I’m working with docker-containers that run various applications. I have the same setup without any containers.
Now I am testing the runtime taken for a single flow to complete. A flow starts from one application [ingresss-container] and ends at another [egress-container]. There may be N intermediary applications [containers].
Strangely, what I observe is that the time taken for the containerized flow is almost the same or sometimes less than that of the non-containerized setup. I expected some sort of overhead upon containerization.
One of the reasons, I am thinking is that because the container (docker) receives its own set of CPU resources and the processes inside containers do not compete for CPU with other host processes.
On the other hand when I run the same pipeline without containerization, then these applications compete with other things (yes there are other processes running in the host) for CPU. Thus, resulting in more time-taken to complete or as equal time as containerized setup.
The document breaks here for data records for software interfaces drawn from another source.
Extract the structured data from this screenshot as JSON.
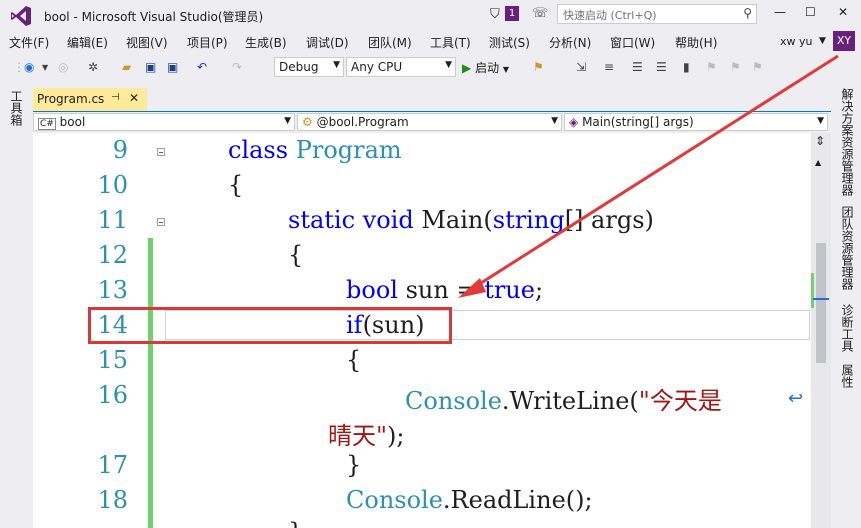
{
  "window": {
    "title": "bool - Microsoft Visual Studio(管理员)",
    "notification_count": "1",
    "quick_launch_placeholder": "快速启动 (Ctrl+Q)",
    "user_name": "xw yu",
    "user_initials": "XY"
  },
  "menu": [
    "文件(F)",
    "编辑(E)",
    "视图(V)",
    "项目(P)",
    "生成(B)",
    "调试(D)",
    "团队(M)",
    "工具(T)",
    "测试(S)",
    "分析(N)",
    "窗口(W)",
    "帮助(H)"
  ],
  "toolbar": {
    "config": "Debug",
    "platform": "Any CPU",
    "start_label": "启动"
  },
  "side_panels": {
    "left": "工具箱",
    "right": [
      "解决方案资源管理器",
      "团队资源管理器",
      "诊断工具",
      "属性"
    ]
  },
  "document_tab": {
    "label": "Program.cs",
    "pin": "⊣",
    "close": "✕"
  },
  "nav": {
    "project": "bool",
    "class": "@bool.Program",
    "member": "Main(string[] args)"
  },
  "code": {
    "line_numbers": [
      "9",
      "10",
      "11",
      "12",
      "13",
      "14",
      "15",
      "16",
      "17",
      "18"
    ],
    "l9_kw": "class",
    "l9_type": "Program",
    "l10": "{",
    "l11_static": "static",
    "l11_void": "void",
    "l11_main": "Main(",
    "l11_string": "string",
    "l11_rest": "[] args)",
    "l12": "{",
    "l13_bool": "bool",
    "l13_rest": "sun = ",
    "l13_true": "true",
    "l13_semi": ";",
    "l14_if": "if",
    "l14_rest": "(sun)",
    "l15": "{",
    "l16_console": "Console",
    "l16_rest": ".WriteLine(",
    "l16_str1": "\"今天是",
    "l16_str2": "晴天\"",
    "l16_end": ");",
    "l17": "}",
    "l18_console": "Console",
    "l18_rest": ".ReadLine();",
    "l19": "}"
  },
  "colors": {
    "accent": "#68217a",
    "keyword": "#0000ff",
    "type": "#2b91af",
    "string": "#a31515",
    "annotation": "#d93838",
    "tab_active": "#ffe99a"
  }
}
Is it because (as I think) that the container processes do not get scheduled in the same queue as the host processes and have dedicated CPU time?
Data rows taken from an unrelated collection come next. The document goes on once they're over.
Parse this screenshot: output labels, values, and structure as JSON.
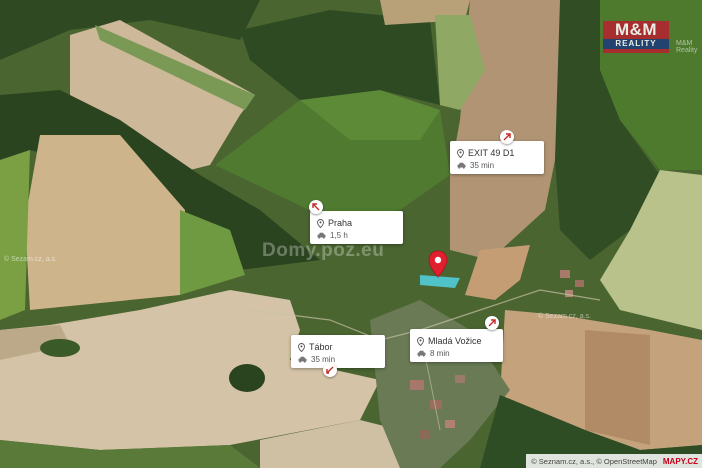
{
  "logo": {
    "top": "M&M",
    "bottom": "REALITY"
  },
  "watermarks": {
    "small": "© Sezam.cz, a.s.",
    "big": "Domy.poz.eu",
    "corner": "M&M Reality"
  },
  "destinations": [
    {
      "name": "EXIT 49 D1",
      "time": "35 min"
    },
    {
      "name": "Praha",
      "time": "1,5 h"
    },
    {
      "name": "Tábor",
      "time": "35 min"
    },
    {
      "name": "Mladá Vožice",
      "time": "8 min"
    }
  ],
  "attribution": {
    "text": "© Seznam.cz, a.s., © OpenStreetMap",
    "brand": "MAPY.CZ"
  },
  "colors": {
    "pin": "#e0202f",
    "card_bg": "#ffffff",
    "logo_red": "#b3242e",
    "logo_blue": "#1d3c7a"
  }
}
Or could this be due to something different in terms of how I am calculating the execution time?